Even more incredible, Molina is the eighth player and the first catcher to hit a grand slam and complete the cycle in the same game. It happened.
If you haven’t seen it already, I recommend watching the video footage here.
Here’s what Molina told T.R. Sullivan of MLB.com:
“This means a lot,” Molina said. “I’m not a stats guy; everybody who
knows me knows that. That’s an individual thing, but being one of the
slowest guys in the world, and being criticized for it all my career, to
be able to do something like that really makes me feel good.”
The fact that Molina was forced to leave the game immediately after the triple with a tight right quadriceps is rather appropriate. It’s like he was punished for messing with the cosmos or something.
When he’s not throwing baseballs, Twins pitcher Trevor May is an active gamer. He streams on Twitch, a very popular video game streaming site, fairly regularly and now he’s officially on an eSports team. Luminosity Gaming announced the organization added May last Friday. It appears he’ll be streaming and commentating on Overwatch, a multiplayer first-person shooter made by Blizzard Entertainment.
May is the only current athlete to be an active member of an eSports team. Former NBA player Rick Fox owns Echo Fox, an eSports team that sports players in games including League of Legends, Super Smash Bros. Melee, Super Smash Bros. for Wii U, Street Fighter V, Marvel vs. Capcom 3, Call of Duty: Infinite Warfare, Counter-Strike: Global Offensive, and Mortal Kombat X. Jazz forward Gordon Hayward is also a known advocate of eSports.
The NBA in particular has been very active on the eSports front. Kings co-owners Andy Miller and Mark Mastrov launched NRG eSports in November 2015. Shortly thereafter, Grizzlies co-owner Stephen Kaplan invested in the Immortals eSports team. Almost a year later, the 76ers acquired controlling stakes in Team Dignitas and Team Apex. The same month, the Wizards’ and Warriors’ owners launched a group called Axiomatic, which purchased a controlling stake in Team Liquid, a long-time Starcraft: Brood War website which has since branched out into other games. And also in September 2016, Celtics forward Jonas Jerebko bought team Renegades, moving them to a group house in Detroit. In December 2016, the Bucks submitted a deal to Riot Games in order to purchase Cloud9’s Challenger league spot for $2.5 million. The Rockets that month hired someone specifically for eSports development, focusing on strategy and investment. Last month, the Heat acquired a controlling stake in team Misfits.

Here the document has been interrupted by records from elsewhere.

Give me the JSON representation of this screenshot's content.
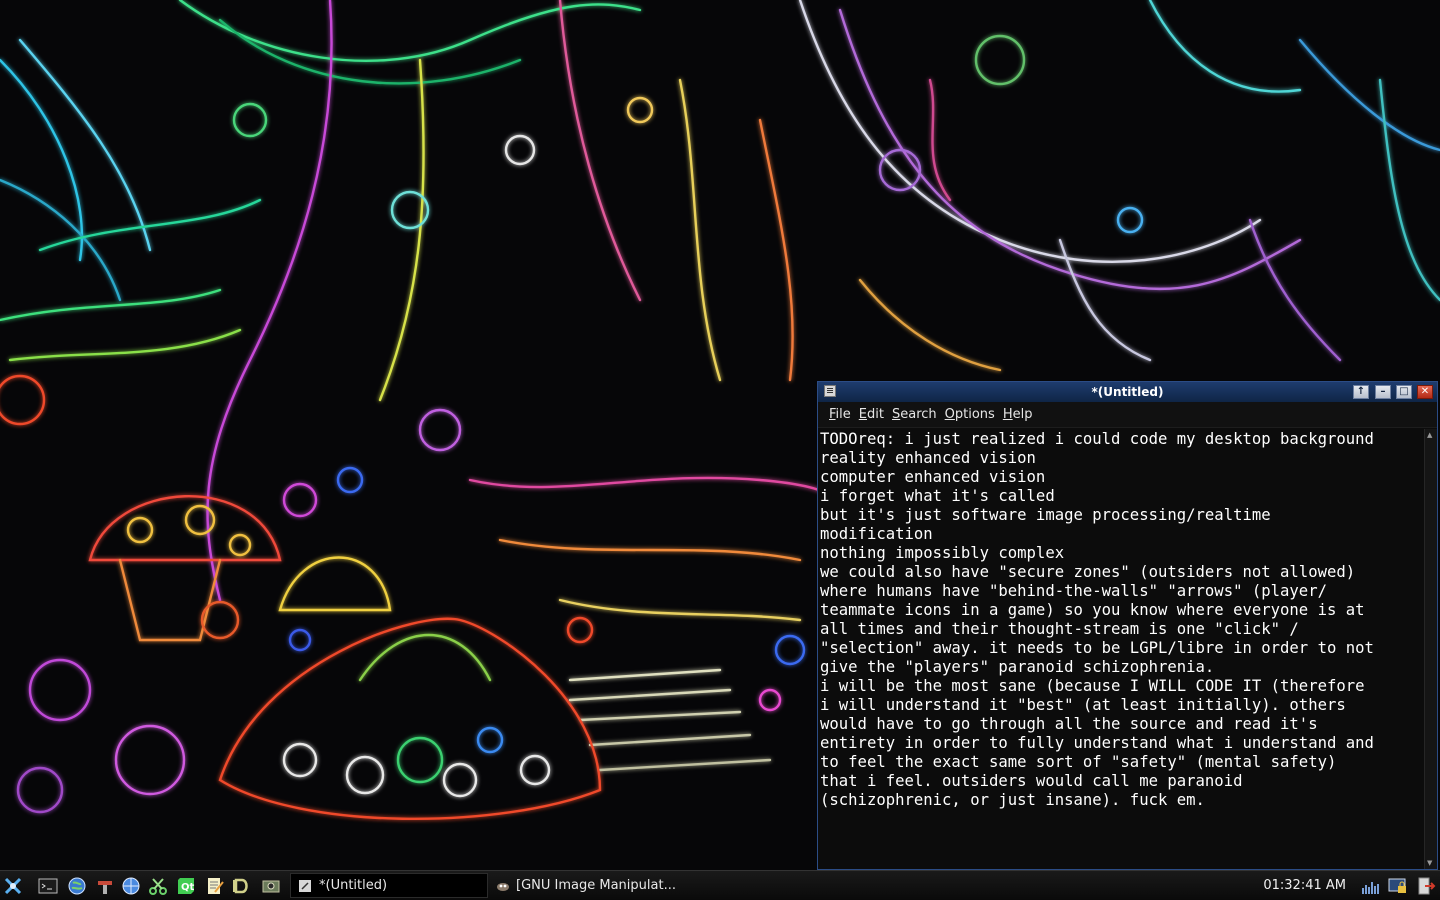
{
  "window": {
    "title": "*(Untitled)",
    "buttons": {
      "raise": "↑",
      "minimize": "–",
      "maximize": "□",
      "close": "✕"
    },
    "menu": [
      "File",
      "Edit",
      "Search",
      "Options",
      "Help"
    ],
    "text": "TODOreq: i just realized i could code my desktop background\nreality enhanced vision\ncomputer enhanced vision\ni forget what it's called\nbut it's just software image processing/realtime\nmodification\nnothing impossibly complex\nwe could also have \"secure zones\" (outsiders not allowed)\nwhere humans have \"behind-the-walls\" \"arrows\" (player/\nteammate icons in a game) so you know where everyone is at\nall times and their thought-stream is one \"click\" /\n\"selection\" away. it needs to be LGPL/libre in order to not\ngive the \"players\" paranoid schizophrenia.\ni will be the most sane (because I WILL CODE IT (therefore\ni will understand it \"best\" (at least initially). others\nwould have to go through all the source and read it's\nentirety in order to fully understand what i understand and\nto feel the exact same sort of \"safety\" (mental safety)\nthat i feel. outsiders would call me paranoid\n(schizophrenic, or just insane). fuck em."
  },
  "taskbar": {
    "launchers": [
      {
        "icon": "start-menu-icon"
      },
      {
        "icon": "terminal-icon"
      },
      {
        "icon": "globe-browser-icon"
      },
      {
        "icon": "toolbox-icon"
      },
      {
        "icon": "web-globe-icon"
      },
      {
        "icon": "scissors-icon"
      },
      {
        "icon": "qt-creator-icon"
      },
      {
        "icon": "text-editor-icon"
      },
      {
        "icon": "d-tool-icon"
      },
      {
        "icon": "screenshot-icon"
      }
    ],
    "tasks": [
      {
        "label": "*(Untitled)",
        "icon": "text-editor-task-icon",
        "active": true
      },
      {
        "label": "[GNU Image Manipulat...",
        "icon": "gimp-task-icon",
        "active": false
      }
    ],
    "clock": "01:32:41 AM",
    "tray": [
      {
        "icon": "network-activity-icon"
      },
      {
        "icon": "lock-screen-icon"
      },
      {
        "icon": "logout-icon"
      }
    ]
  },
  "colors": {
    "title_bar": "#1e3c6e",
    "editor_bg": "#0c0c0c",
    "editor_text": "#ffffff",
    "taskbar_bg": "#111111"
  }
}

Once an afterthought, eSports has grown considerably in recent years and now it should be considered a competitor to traditional sports. League of Legends, in particular, is quite popular, reaching nearly 15 million concurrent viewers at its peak in the most recent League of Legends World Championship. That championship featured a prize purse of $6.7 million with $2 million of it being split among winner SK Telecom T1’s members.
The Orioles have re-signed outfielder Michael Bourn to a minor league contract with an invitation to major league camp, MASN’s Roch Kubatko reports.
Bourn, 34, joined the Orioles last year in a trade from the Diamondbacks on August 31. Though he compiled a meager .669 OPS with the Diamondbacks, Bourn hit a solid .283/.358/.435 in 55 plate appearances with the O’s through the end of the season.
Bourn, a non-roster invitee to camp, will try to play his way onto the Orioles’ 25-man roster. If he does make the roster, Bourn will receive a $2 million salary, Jon Heyman of FanRag Sports points out.